_What you have to do_
Give back every record below word for word, with the pictures omitted.

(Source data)
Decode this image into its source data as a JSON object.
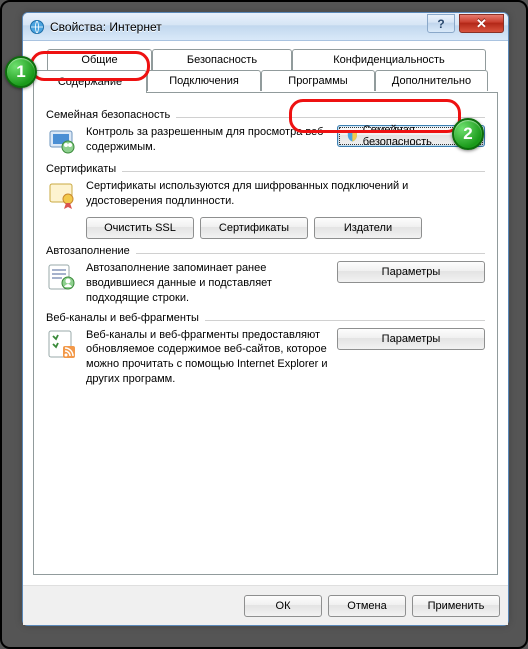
{
  "window": {
    "title": "Свойства: Интернет"
  },
  "tabs": {
    "row0": [
      {
        "label": "Общие"
      },
      {
        "label": "Безопасность"
      },
      {
        "label": "Конфиденциальность"
      }
    ],
    "row1": [
      {
        "label": "Содержание",
        "active": true
      },
      {
        "label": "Подключения"
      },
      {
        "label": "Программы"
      },
      {
        "label": "Дополнительно"
      }
    ]
  },
  "groups": {
    "family": {
      "title": "Семейная безопасность",
      "desc": "Контроль за разрешенным для просмотра веб-содержимым.",
      "button": "Семейная безопасность"
    },
    "certs": {
      "title": "Сертификаты",
      "desc": "Сертификаты используются для шифрованных подключений и удостоверения подлинности.",
      "clear_ssl": "Очистить SSL",
      "certs_btn": "Сертификаты",
      "publishers": "Издатели"
    },
    "autocomplete": {
      "title": "Автозаполнение",
      "desc": "Автозаполнение запоминает ранее вводившиеся данные и подставляет подходящие строки.",
      "params": "Параметры"
    },
    "feeds": {
      "title": "Веб-каналы и веб-фрагменты",
      "desc": "Веб-каналы и веб-фрагменты предоставляют обновляемое содержимое веб-сайтов, которое можно прочитать с помощью Internet Explorer и других программ.",
      "params": "Параметры"
    }
  },
  "footer": {
    "ok": "ОК",
    "cancel": "Отмена",
    "apply": "Применить"
  },
  "annotations": {
    "b1": "1",
    "b2": "2"
  }
}
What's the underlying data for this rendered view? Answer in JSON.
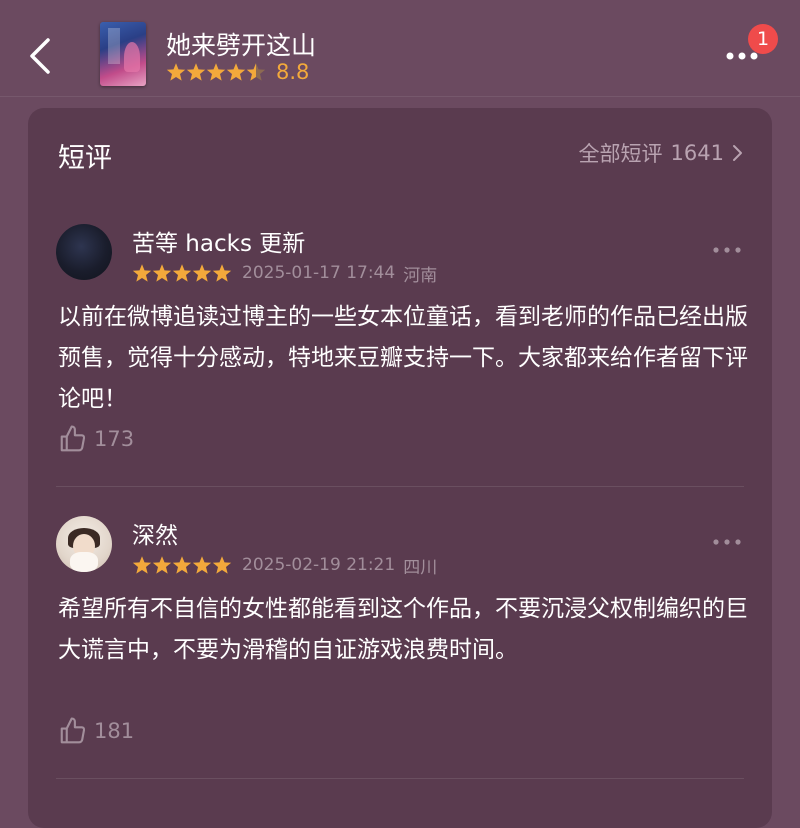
{
  "header": {
    "back_icon": "chevron-left-icon",
    "book_title": "她来劈开这山",
    "rating_stars": 4.5,
    "rating_score": "8.8",
    "more_icon": "more-horizontal-icon",
    "notification_badge": "1"
  },
  "section": {
    "title": "短评",
    "all_label": "全部短评",
    "all_count": "1641",
    "chevron_icon": "chevron-right-icon"
  },
  "reviews": [
    {
      "user": "苦等 hacks 更新",
      "stars": 5,
      "date": "2025-01-17 17:44",
      "location": "河南",
      "text": "以前在微博追读过博主的一些女本位童话，看到老师的作品已经出版预售，觉得十分感动，特地来豆瓣支持一下。大家都来给作者留下评论吧！",
      "likes": "173"
    },
    {
      "user": "深然",
      "stars": 5,
      "date": "2025-02-19 21:21",
      "location": "四川",
      "text": "希望所有不自信的女性都能看到这个作品，不要沉浸父权制编织的巨大谎言中，不要为滑稽的自证游戏浪费时间。",
      "likes": "181"
    }
  ],
  "colors": {
    "background": "#6b4a60",
    "card": "#5a3b4f",
    "star": "#f3a93b",
    "muted_text": "#a28e9b",
    "badge": "#ef4b4b"
  }
}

_Answer box_
Decode this image into its source data as a JSON object.
{
  "window": {
    "title": "Свойства: Интернет"
  },
  "tabs": {
    "row0": [
      {
        "label": "Общие"
      },
      {
        "label": "Безопасность"
      },
      {
        "label": "Конфиденциальность"
      }
    ],
    "row1": [
      {
        "label": "Содержание",
        "active": true
      },
      {
        "label": "Подключения"
      },
      {
        "label": "Программы"
      },
      {
        "label": "Дополнительно"
      }
    ]
  },
  "groups": {
    "family": {
      "title": "Семейная безопасность",
      "desc": "Контроль за разрешенным для просмотра веб-содержимым.",
      "button": "Семейная безопасность"
    },
    "certs": {
      "title": "Сертификаты",
      "desc": "Сертификаты используются для шифрованных подключений и удостоверения подлинности.",
      "clear_ssl": "Очистить SSL",
      "certs_btn": "Сертификаты",
      "publishers": "Издатели"
    },
    "autocomplete": {
      "title": "Автозаполнение",
      "desc": "Автозаполнение запоминает ранее вводившиеся данные и подставляет подходящие строки.",
      "params": "Параметры"
    },
    "feeds": {
      "title": "Веб-каналы и веб-фрагменты",
      "desc": "Веб-каналы и веб-фрагменты предоставляют обновляемое содержимое веб-сайтов, которое можно прочитать с помощью Internet Explorer и других программ.",
      "params": "Параметры"
    }
  },
  "footer": {
    "ok": "ОК",
    "cancel": "Отмена",
    "apply": "Применить"
  },
  "annotations": {
    "b1": "1",
    "b2": "2"
  }
}
What's the underlying data for this rendered view? Answer in JSON.
{
  "header": {
    "back_icon": "chevron-left-icon",
    "book_title": "她来劈开这山",
    "rating_stars": 4.5,
    "rating_score": "8.8",
    "more_icon": "more-horizontal-icon",
    "notification_badge": "1"
  },
  "section": {
    "title": "短评",
    "all_label": "全部短评",
    "all_count": "1641",
    "chevron_icon": "chevron-right-icon"
  },
  "reviews": [
    {
      "user": "苦等 hacks 更新",
      "stars": 5,
      "date": "2025-01-17 17:44",
      "location": "河南",
      "text": "以前在微博追读过博主的一些女本位童话，看到老师的作品已经出版预售，觉得十分感动，特地来豆瓣支持一下。大家都来给作者留下评论吧！",
      "likes": "173"
    },
    {
      "user": "深然",
      "stars": 5,
      "date": "2025-02-19 21:21",
      "location": "四川",
      "text": "希望所有不自信的女性都能看到这个作品，不要沉浸父权制编织的巨大谎言中，不要为滑稽的自证游戏浪费时间。",
      "likes": "181"
    }
  ],
  "colors": {
    "background": "#6b4a60",
    "card": "#5a3b4f",
    "star": "#f3a93b",
    "muted_text": "#a28e9b",
    "badge": "#ef4b4b"
  }
}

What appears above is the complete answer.